Special precautions must also be taken with food. If you are packing a lunch, make certain you keep it in a cool place. Mayonnaise, for example, can turn toxic in only a few hours if not kept cool. This is true of many other foods (especially those which contain egg, milk, and meat products). Food poisoning in the form of Botulism or Ptomaine is not a pleasant experience and is most prevalent during hot summer months. Food poisoning is caused by ingesting food that contains toxic substances produced by bacteria. These toxins are some of the most potent poisons known and can severely damage nerves and muscles (because these toxins cause nerve damage, they’re called neurotoxins). Other food borne toxins include Staphylococcal, Hemorrhagic colitis (caused by E. coli), and Clostridium perfringens. Even minute amounts of these toxins entering the body by ingestion, inhalation, or absorption through the eye or a break in the skin can cause serious illness. If it is apparent a person is acutely affected, they should be taken to the hospital immediately. Attention must be given to workplace housekeeping, hygiene, and sanitation issues.
There are many real Pathogen-related health hazards associated with insect bites. The transfer of viruses and bacteria by bloodsucking insects can cause disease. Some of the bloodsuckers are: Mosquitoes, ticks, fleas, and bed-bugs. Some of the more serious diseases they can transfer are Lyme’s Disease, Malaria, Bubonic Plague, Yellow Fever, and Rocky Mountain Spotted Fever, to name just a few.

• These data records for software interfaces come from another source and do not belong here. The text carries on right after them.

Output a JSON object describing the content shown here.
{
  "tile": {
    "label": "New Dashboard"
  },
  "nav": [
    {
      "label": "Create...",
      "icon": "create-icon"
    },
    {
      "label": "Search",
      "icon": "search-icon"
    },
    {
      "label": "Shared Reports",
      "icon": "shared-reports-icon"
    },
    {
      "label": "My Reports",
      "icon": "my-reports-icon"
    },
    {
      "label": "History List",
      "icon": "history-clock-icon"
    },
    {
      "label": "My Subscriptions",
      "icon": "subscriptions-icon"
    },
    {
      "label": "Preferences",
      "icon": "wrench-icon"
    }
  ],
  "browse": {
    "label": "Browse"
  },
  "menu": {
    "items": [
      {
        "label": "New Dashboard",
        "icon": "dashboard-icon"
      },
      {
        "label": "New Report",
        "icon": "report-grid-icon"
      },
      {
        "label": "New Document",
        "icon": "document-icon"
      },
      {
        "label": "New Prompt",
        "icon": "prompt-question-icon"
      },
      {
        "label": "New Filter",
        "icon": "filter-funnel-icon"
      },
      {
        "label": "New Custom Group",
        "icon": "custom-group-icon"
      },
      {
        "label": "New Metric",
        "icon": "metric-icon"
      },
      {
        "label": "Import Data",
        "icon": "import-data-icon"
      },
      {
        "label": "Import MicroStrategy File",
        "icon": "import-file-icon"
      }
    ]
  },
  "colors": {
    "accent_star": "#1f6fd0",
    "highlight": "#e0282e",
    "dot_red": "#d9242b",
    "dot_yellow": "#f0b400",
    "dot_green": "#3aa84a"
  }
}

Standing puddles of stagnant water are breeding grounds for these insects. Again, good housekeeping measures are required to keep insects, rodents, or other vermin who are attracted to rubbish, away from the work-place.
Conclusion: It is impossible to avoid contact with all Pathogenic organisms because they exist literally by the millions. What is possible is to be aware of their presence and knowledgeable of the environments they prefer and to understand the processes required to avoid contact, contamination, and infection. Everyone who follows these safety guidelines is doing their part in helping to keep the workplace as Pathogen-free as possible.